And that is how Bubbles, Basil, and Goldie became our first ever pets.
Sadly, Bubbles survived less than 36 hours. My daughter found him belly-up this morning and concluded that Basil and Goldie accidently killed him in his sleep. You see, she found him on the bottom of the tank next to the whale statue, a non-floating bath toy that they put in the tank for decoration. Naturally, she surmised that Bubbles fell asleep next to the whale statue, and not seeing him there, Goldie and Basil tried to move the statue and in doing so crushed him. Yes, never mind that the whale statue was in the position it had originally been placed and Bubbles’ body didn’t appear “crushed.” So much for her career as a detective.
“We need to have a funeral,” she said in a very matter-of-fact voice as she led us into the bathroom. “First, we say a prayer. Then, we all say something nice about Bubbles. Then, we say another prayer.” She’s an expert on this sort of thing having attended a total of two funerals in her lifetime. Having remembered this so well, however, I’m thinking she could have a career as a funeral director.
“I’ll start with the prayer,” she continued. “Oh, Lord, thank you for this wonderful day and please make tomorrow even better.” She starts every prayer that way. I think it is sweet. “Please make Bubbles go to Heaven to be with Grandpa and Hutch. Amen. And now, a few words from Mama. She was Bubbles’ special friend.”
Okay, so I am the fish’s special friend? When did that happen? “Bubbles was always a good fish. Knowing him gave us all such joy. He will be missed by all who knew him, especially Goldie and Basil. Rest in peace, dear Bubbles.”

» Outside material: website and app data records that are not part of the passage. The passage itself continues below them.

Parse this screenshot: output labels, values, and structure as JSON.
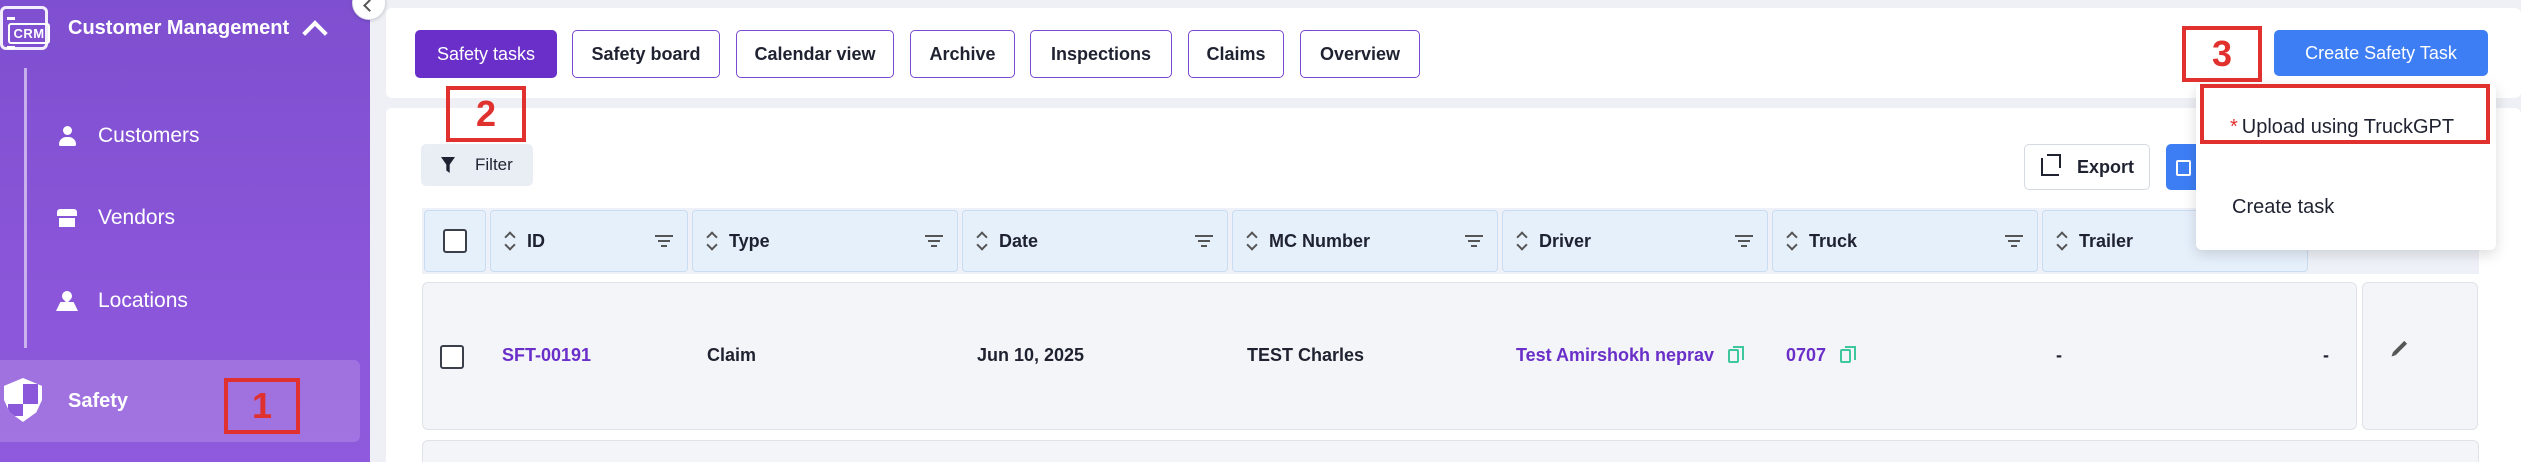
{
  "sidebar": {
    "logo_text": "CRM",
    "section_title": "Customer Management",
    "items": [
      {
        "label": "Customers"
      },
      {
        "label": "Vendors"
      },
      {
        "label": "Locations"
      }
    ],
    "active_item": {
      "label": "Safety"
    }
  },
  "annotations": [
    "1",
    "2",
    "3"
  ],
  "tabs": [
    {
      "label": "Safety tasks",
      "active": true
    },
    {
      "label": "Safety board"
    },
    {
      "label": "Calendar view"
    },
    {
      "label": "Archive"
    },
    {
      "label": "Inspections"
    },
    {
      "label": "Claims"
    },
    {
      "label": "Overview"
    }
  ],
  "toolbar": {
    "create_label": "Create Safety Task",
    "filter_label": "Filter",
    "export_label": "Export"
  },
  "dropdown": {
    "star": "*",
    "upload_label": "Upload using TruckGPT",
    "create_label": "Create task"
  },
  "table": {
    "columns": [
      "ID",
      "Type",
      "Date",
      "MC Number",
      "Driver",
      "Truck",
      "Trailer"
    ],
    "rows": [
      {
        "id": "SFT-00191",
        "type": "Claim",
        "date": "Jun 10, 2025",
        "mc_number": "TEST Charles",
        "driver": "Test Amirshokh neprav",
        "truck": "0707",
        "trailer": "-",
        "extra": "-"
      }
    ]
  },
  "colors": {
    "sidebar": "#8a55d8",
    "active_tab": "#6a2fc8",
    "primary_button": "#3d7ef5",
    "annotation": "#e0312f",
    "copy_icon": "#3ec79a"
  }
}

Then, my daughter gestured to her brother. It was his turn. “Um, um, um. I don’t know what to say.” He stuttered and looked at his feet. Of course, he was struggling; this was only his second funeral.
And so, she took her turn at delivering the eulogy. “Bubbles was born in an ocean and lived at the fair, but he died in a fish tank. He was a very old fish and he enjoyed eating fish food and swimming. Now, he is in Heaven. I miss him with all my heart. He was our pet and he was my best friend. I will never, ever forget him.”
“And he liked to play games!” My son interrupted full of pride because he had thought of something to say about the dearly departed fish.
“Yes, he liked to play games. We will always remember the games Bubbles played with us. Amen.” Games? Okay.
And together, the kids flushed the toilet. Bye-bye, Bubbles. “And now, Mama will lead us in prayer.”
“Heavenly Father, we thank you for Bubbles. Thank you for all the memories we have of him. We ask that you heal our hearts as we mourn him. In Jesus’ name, amen.”
That’s the best I could do. It’s a funeral for a fish I had known for all of a day and a half and yet, I had been given the title of “his special friend.”
You always hear deaths—like all “bad” things—happen in threes. Well, we have three fish, and so, sure, I would bet it does happen in threes this time. Of course, if we don’t limit the superstition to just one species, we can say that Hutch’s death was the first, Bubbles’ was the second, and with a little luck that peeing squirrel with have a run-in with the Peeping Tom neighbor dog.